Using the listing below, report how many lines hold the word "Presensi", and nothing else.

===============

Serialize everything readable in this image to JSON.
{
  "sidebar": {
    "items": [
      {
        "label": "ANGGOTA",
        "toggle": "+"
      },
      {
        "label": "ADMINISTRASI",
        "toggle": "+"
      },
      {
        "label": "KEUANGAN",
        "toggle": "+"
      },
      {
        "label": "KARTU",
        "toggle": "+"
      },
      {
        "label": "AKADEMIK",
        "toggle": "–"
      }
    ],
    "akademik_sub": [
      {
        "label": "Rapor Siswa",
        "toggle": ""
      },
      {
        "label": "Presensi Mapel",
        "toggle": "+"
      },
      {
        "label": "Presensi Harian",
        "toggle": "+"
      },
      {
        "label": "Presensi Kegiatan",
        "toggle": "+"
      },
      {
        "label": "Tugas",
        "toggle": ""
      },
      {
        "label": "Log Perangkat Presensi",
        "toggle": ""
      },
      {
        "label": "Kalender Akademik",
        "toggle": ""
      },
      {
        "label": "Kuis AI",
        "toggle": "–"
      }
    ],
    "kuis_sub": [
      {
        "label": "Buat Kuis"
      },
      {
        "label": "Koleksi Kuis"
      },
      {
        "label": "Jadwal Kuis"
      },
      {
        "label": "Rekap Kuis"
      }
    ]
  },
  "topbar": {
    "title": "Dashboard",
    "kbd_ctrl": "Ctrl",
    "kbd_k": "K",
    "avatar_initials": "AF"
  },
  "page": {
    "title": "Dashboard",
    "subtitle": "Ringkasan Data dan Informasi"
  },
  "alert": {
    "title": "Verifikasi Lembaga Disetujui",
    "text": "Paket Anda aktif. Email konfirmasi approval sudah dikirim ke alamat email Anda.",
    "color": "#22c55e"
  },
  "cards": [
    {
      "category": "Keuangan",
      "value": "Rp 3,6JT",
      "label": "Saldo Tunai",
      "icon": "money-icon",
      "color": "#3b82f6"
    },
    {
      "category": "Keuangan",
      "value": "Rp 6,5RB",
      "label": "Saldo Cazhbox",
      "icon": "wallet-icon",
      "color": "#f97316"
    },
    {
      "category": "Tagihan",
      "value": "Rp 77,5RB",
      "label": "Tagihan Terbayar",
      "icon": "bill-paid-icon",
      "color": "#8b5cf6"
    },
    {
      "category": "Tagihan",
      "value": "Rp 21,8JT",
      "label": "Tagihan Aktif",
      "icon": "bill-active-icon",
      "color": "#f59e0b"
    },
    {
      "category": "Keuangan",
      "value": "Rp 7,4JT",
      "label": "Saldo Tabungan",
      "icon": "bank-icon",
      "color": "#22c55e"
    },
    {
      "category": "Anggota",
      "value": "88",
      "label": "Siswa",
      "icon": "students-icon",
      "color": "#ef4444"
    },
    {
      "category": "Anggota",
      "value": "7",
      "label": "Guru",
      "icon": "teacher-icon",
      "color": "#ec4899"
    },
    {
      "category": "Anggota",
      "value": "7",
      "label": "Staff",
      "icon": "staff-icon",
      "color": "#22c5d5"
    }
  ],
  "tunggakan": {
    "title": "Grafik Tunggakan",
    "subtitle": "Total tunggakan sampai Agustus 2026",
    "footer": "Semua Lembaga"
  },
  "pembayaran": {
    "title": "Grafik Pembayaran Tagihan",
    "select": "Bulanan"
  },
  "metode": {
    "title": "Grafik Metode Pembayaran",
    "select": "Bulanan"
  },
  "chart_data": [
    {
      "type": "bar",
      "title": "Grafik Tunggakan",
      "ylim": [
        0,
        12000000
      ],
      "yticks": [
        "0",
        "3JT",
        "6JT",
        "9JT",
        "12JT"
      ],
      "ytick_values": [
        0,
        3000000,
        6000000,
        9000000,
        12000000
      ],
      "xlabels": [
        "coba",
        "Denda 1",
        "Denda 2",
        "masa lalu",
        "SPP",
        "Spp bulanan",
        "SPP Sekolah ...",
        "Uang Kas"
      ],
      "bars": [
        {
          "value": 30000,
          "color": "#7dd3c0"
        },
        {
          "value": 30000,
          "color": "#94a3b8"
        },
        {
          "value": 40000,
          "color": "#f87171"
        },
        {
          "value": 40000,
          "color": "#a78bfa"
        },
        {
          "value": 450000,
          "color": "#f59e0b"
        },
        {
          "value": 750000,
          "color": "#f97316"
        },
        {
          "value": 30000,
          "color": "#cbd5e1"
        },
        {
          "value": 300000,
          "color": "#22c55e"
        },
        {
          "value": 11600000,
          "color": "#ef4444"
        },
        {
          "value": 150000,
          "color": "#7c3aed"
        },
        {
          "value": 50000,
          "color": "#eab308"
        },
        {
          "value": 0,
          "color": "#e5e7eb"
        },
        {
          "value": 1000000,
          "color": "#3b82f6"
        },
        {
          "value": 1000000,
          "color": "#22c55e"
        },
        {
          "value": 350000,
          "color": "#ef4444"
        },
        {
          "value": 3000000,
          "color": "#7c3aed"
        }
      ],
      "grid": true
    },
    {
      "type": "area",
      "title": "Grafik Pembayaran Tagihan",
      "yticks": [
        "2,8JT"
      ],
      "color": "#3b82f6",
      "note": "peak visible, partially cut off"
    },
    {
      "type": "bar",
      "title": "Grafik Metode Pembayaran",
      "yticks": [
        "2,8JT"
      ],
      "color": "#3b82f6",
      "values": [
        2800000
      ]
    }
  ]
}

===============

--- Output ---
4